WHAT THE EXERCISE ASKS.
When the string "icon" occurs in a line of the listing below, return that line.

▼

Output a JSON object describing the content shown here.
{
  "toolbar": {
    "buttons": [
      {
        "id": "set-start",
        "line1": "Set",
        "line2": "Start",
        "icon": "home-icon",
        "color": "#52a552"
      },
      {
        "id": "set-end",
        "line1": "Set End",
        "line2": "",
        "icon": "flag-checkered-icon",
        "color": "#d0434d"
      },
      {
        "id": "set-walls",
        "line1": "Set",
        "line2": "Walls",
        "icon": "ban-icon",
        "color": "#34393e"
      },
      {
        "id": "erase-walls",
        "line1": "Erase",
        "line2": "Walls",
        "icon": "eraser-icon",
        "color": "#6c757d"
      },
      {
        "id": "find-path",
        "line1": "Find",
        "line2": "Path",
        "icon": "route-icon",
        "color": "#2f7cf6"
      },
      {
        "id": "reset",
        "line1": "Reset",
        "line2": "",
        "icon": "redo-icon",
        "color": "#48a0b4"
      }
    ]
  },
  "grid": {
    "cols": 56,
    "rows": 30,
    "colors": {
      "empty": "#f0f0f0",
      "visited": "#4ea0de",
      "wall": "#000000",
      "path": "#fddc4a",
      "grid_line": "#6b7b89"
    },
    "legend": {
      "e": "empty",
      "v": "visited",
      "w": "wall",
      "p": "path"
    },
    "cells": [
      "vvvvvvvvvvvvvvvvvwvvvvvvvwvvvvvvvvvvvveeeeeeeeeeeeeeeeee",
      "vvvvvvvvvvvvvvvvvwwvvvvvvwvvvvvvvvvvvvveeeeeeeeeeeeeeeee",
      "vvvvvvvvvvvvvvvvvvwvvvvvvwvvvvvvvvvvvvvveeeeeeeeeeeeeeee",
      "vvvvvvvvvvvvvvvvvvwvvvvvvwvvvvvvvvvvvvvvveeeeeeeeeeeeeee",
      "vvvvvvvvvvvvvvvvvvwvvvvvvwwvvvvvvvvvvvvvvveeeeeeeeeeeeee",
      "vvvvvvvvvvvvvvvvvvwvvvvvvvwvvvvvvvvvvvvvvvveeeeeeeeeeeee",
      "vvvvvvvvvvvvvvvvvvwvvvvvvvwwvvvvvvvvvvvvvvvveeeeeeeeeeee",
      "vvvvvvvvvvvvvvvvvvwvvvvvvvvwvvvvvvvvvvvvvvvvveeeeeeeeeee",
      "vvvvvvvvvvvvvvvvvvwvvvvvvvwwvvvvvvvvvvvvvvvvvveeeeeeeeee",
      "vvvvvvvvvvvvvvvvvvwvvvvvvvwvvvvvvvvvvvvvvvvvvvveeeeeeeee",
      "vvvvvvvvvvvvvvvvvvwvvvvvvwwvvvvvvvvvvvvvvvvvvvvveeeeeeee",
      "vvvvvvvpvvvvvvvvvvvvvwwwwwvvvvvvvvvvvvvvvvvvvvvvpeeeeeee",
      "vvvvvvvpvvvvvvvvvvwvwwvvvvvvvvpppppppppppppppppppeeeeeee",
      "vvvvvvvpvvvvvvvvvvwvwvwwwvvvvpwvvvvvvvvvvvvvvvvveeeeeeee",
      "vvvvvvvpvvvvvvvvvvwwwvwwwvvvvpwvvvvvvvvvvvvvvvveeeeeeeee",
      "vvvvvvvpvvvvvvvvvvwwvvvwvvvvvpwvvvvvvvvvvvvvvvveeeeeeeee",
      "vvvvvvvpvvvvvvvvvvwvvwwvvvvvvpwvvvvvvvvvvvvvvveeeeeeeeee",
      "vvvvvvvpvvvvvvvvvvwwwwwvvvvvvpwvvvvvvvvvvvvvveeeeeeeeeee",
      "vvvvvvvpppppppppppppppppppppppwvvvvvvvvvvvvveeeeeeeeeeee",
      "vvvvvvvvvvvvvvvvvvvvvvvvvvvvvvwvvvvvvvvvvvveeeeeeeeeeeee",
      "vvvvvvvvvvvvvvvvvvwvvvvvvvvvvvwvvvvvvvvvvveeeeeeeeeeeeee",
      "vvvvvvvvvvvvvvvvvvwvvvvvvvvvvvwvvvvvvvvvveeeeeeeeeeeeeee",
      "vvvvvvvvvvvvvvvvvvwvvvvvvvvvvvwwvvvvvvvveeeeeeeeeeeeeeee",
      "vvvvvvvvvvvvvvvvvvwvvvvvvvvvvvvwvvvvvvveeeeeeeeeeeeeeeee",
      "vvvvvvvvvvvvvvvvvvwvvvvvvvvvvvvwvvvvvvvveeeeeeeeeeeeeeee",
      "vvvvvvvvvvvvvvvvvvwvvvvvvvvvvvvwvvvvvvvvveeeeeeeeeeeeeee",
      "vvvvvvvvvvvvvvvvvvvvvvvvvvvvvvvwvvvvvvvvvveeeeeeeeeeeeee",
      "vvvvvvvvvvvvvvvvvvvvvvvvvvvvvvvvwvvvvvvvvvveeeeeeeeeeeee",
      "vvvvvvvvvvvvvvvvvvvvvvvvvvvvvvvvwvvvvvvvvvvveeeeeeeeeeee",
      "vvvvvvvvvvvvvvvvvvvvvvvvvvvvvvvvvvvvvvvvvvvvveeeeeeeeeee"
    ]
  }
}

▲

EXERCISE SOLUTION.
        "icon": "home-icon",
        "icon": "flag-checkered-icon",
        "icon": "ban-icon",
        "icon": "eraser-icon",
        "icon": "route-icon",
        "icon": "redo-icon",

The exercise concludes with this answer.